    • SVEA Regional Needs Analysis Baden-Württemberg Integrata AG  Integrata AG is a full service provider for qualification services. It offers public and in house seminars in the fields of IT, personnel and organisational development.  It offers 60% IT courses and 40% courses focused on soft skills  It uses web 2.0 applications internally but integrate them also actively within their course structures More information: www.integrata.de Technische Akademie Esslingen  It offers vocational trainings such as seminars but also part-time graduate studies.  So far, they do not use any web 2.0 applications within their courses. They have a moodle platform but it is up the trainers to use it or not. More information: www.tae.de 13
    • Annex II: Statistical Diagrams Web tool usage within Baden-Württemberg’s adult training institutions following the telephone interviews with 13 adult training institutions Blogs Blogger Wordpress Twitter 27% 33% 40% Video sharing YouTube Google Video 17% 83% 14

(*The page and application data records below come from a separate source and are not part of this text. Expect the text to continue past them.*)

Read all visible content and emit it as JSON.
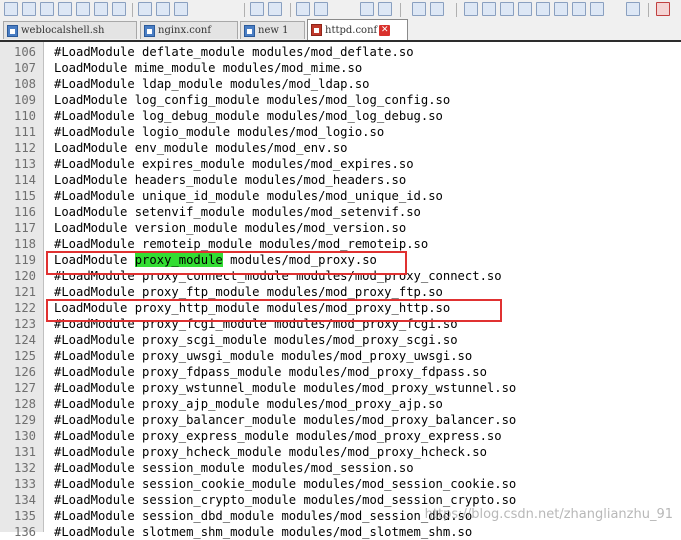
{
  "tabs": [
    {
      "label": "weblocalshell.sh",
      "active": false
    },
    {
      "label": "nginx.conf",
      "active": false
    },
    {
      "label": "new 1",
      "active": false
    },
    {
      "label": "httpd.conf",
      "active": true
    }
  ],
  "tab_close_glyph": "✕",
  "editor": {
    "lines": [
      {
        "num": "106",
        "text": "#LoadModule deflate_module modules/mod_deflate.so"
      },
      {
        "num": "107",
        "text": "LoadModule mime_module modules/mod_mime.so"
      },
      {
        "num": "108",
        "text": "#LoadModule ldap_module modules/mod_ldap.so"
      },
      {
        "num": "109",
        "text": "LoadModule log_config_module modules/mod_log_config.so"
      },
      {
        "num": "110",
        "text": "#LoadModule log_debug_module modules/mod_log_debug.so"
      },
      {
        "num": "111",
        "text": "#LoadModule logio_module modules/mod_logio.so"
      },
      {
        "num": "112",
        "text": "LoadModule env_module modules/mod_env.so"
      },
      {
        "num": "113",
        "text": "#LoadModule expires_module modules/mod_expires.so"
      },
      {
        "num": "114",
        "text": "LoadModule headers_module modules/mod_headers.so"
      },
      {
        "num": "115",
        "text": "#LoadModule unique_id_module modules/mod_unique_id.so"
      },
      {
        "num": "116",
        "text": "LoadModule setenvif_module modules/mod_setenvif.so"
      },
      {
        "num": "117",
        "text": "LoadModule version_module modules/mod_version.so"
      },
      {
        "num": "118",
        "text": "#LoadModule remoteip_module modules/mod_remoteip.so"
      },
      {
        "num": "119",
        "pre": "LoadModule ",
        "hl": "proxy_module",
        "post": " modules/mod_proxy.so"
      },
      {
        "num": "120",
        "text": "#LoadModule proxy_connect_module modules/mod_proxy_connect.so"
      },
      {
        "num": "121",
        "text": "#LoadModule proxy_ftp_module modules/mod_proxy_ftp.so"
      },
      {
        "num": "122",
        "text": "LoadModule proxy_http_module modules/mod_proxy_http.so"
      },
      {
        "num": "123",
        "text": "#LoadModule proxy_fcgi_module modules/mod_proxy_fcgi.so"
      },
      {
        "num": "124",
        "text": "#LoadModule proxy_scgi_module modules/mod_proxy_scgi.so"
      },
      {
        "num": "125",
        "text": "#LoadModule proxy_uwsgi_module modules/mod_proxy_uwsgi.so"
      },
      {
        "num": "126",
        "text": "#LoadModule proxy_fdpass_module modules/mod_proxy_fdpass.so"
      },
      {
        "num": "127",
        "text": "#LoadModule proxy_wstunnel_module modules/mod_proxy_wstunnel.so"
      },
      {
        "num": "128",
        "text": "#LoadModule proxy_ajp_module modules/mod_proxy_ajp.so"
      },
      {
        "num": "129",
        "text": "#LoadModule proxy_balancer_module modules/mod_proxy_balancer.so"
      },
      {
        "num": "130",
        "text": "#LoadModule proxy_express_module modules/mod_proxy_express.so"
      },
      {
        "num": "131",
        "text": "#LoadModule proxy_hcheck_module modules/mod_proxy_hcheck.so"
      },
      {
        "num": "132",
        "text": "#LoadModule session_module modules/mod_session.so"
      },
      {
        "num": "133",
        "text": "#LoadModule session_cookie_module modules/mod_session_cookie.so"
      },
      {
        "num": "134",
        "text": "#LoadModule session_crypto_module modules/mod_session_crypto.so"
      },
      {
        "num": "135",
        "text": "#LoadModule session_dbd_module modules/mod_session_dbd.so"
      },
      {
        "num": "136",
        "text": "#LoadModule slotmem_shm_module modules/mod_slotmem_shm.so"
      }
    ]
  },
  "watermark": "https://blog.csdn.net/zhanglianzhu_91",
  "colors": {
    "highlight": "#33dd33",
    "annotation_box": "#e03131"
  }
}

    • Web meetings Vitero Netviewer Different Tools 38% 37% 25% Wikis Moodle Own Learning Platform 40% 60% Social Networks Facebook Linkedin Xing 39% 50% 11% 15
    • Document sharing Sharepoint Google Docs Own Developed Platform 43% 43% 14% 16